Faculty Books

American Capitalism: New Histories
edited by Sven Beckert and Christine Desan
(Columbia University Press)

This volume presents a sampling of cutting-edge research from prominent scholars. These essays offer new angles on finance, debt, and credit; women’s rights; slavery and political economy; the racialization of capitalism; labor beyond industrial wage workers; and the production of knowledge, including the idea of the economy, among other topics. Together, they suggest emerging themes in the field: a fascination with capitalism as it is made by political authority, how it is claimed and contested by participants, how it spreads across the globe, and how it can be reconceptualized without being universalized.


Entering StartUpLand: An Essential Guide to Finding the Right Job
by Jeffrey J. Bussgang
(Harvard Business Review Press)

Bussgang offers a practical, step-by-step guide that provides an insider’s analysis of various startup roles and responsibilities, including product management, marketing, growth, and sales to help readers figure out if they want to join a startup and what to expect if they do. The book includes a tour of typical startup roles to help determine which one might be the best fit for readers; profiles of startup executives across many different functions, who share their stories and describe their responsibilities; and a methodology to identify and evaluate startups and position readers to find the opportunity that’s right for them.

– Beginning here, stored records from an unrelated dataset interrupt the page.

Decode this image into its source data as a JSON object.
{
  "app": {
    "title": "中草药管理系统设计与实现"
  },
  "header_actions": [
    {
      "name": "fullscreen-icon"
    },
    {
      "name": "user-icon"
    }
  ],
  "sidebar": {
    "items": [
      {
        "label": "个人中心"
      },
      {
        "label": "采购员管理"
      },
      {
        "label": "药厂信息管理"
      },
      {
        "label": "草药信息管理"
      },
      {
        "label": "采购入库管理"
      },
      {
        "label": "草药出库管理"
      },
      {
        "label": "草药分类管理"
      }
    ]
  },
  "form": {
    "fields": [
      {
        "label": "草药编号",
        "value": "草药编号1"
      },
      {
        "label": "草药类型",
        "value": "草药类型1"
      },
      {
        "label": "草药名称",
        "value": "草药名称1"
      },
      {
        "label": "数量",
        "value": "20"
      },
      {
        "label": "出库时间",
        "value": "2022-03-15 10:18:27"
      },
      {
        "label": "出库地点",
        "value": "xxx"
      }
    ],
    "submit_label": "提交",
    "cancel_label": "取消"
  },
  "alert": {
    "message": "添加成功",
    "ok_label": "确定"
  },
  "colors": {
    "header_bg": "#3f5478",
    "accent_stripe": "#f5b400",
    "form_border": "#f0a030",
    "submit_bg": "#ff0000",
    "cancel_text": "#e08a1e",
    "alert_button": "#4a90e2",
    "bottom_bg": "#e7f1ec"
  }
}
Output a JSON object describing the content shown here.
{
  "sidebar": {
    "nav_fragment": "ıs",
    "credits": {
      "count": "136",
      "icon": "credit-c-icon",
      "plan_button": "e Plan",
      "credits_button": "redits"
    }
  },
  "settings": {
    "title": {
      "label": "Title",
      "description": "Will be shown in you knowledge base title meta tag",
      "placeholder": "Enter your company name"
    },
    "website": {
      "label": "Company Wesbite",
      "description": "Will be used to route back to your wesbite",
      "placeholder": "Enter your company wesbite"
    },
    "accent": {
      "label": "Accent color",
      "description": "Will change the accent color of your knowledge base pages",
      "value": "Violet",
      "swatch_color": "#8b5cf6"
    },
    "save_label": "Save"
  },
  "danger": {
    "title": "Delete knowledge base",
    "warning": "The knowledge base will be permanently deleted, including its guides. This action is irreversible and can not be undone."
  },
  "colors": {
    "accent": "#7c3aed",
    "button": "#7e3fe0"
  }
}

Rebel Talent: Why It Pays to Break the Rules at Work and Life
by Francesca Gino
(Dey Street)

From an early age, we are taught to be rule followers, and the pressure to fit in only increases as we age. But conformity comes at a steep price for our careers and personal lives. When we mindlessly accept rules and norms rather than questioning and constructively rebelling against them, we ultimately end up stuck and unfulfilled. Rebels—those who practice “positive deviance” at work—are harder to manage, but they are good for the bottom line: their passion, drive, curiosity, and creativity raise the entire organization to a new level. Packed with strategies for embracing rebellion at work and in life as well as illuminating case studies from a wide range of industries, this book encourages all to rebel against what’s comfortable so we can thrive.


New Perspectives on the History of Political Economy
edited by Robert Fredona and Sophus A. Reinert
(Palgrave Macmillan)

This volume offers a snapshot of the resurgent historiography of political economy in the wake of the ongoing global financial crisis and suggests fruitful new agendas for research on the political-economic nexus as it has developed in the Western world since the end of the Middle Ages. It brings together a group of scholars from a variety of disciplinary backgrounds―history, economics, law, and political science―to begin a reconceptualization of the origins and history of political economy through a variety of complementary historical approaches―legal and intellectual, literary and philosophical, political and economic―and from a variety of related perspectives.

Featured Alumni

Featured Alumni

Class of OPM 29
Class of MBA 1988, Section F
Class of OPM 2
Class of MBA 1990, Section A
follow @karenlswanson
Class of MBA 1988, Section G
Class of OPM 37
follow @DonnaAWeitzman

Post a Comment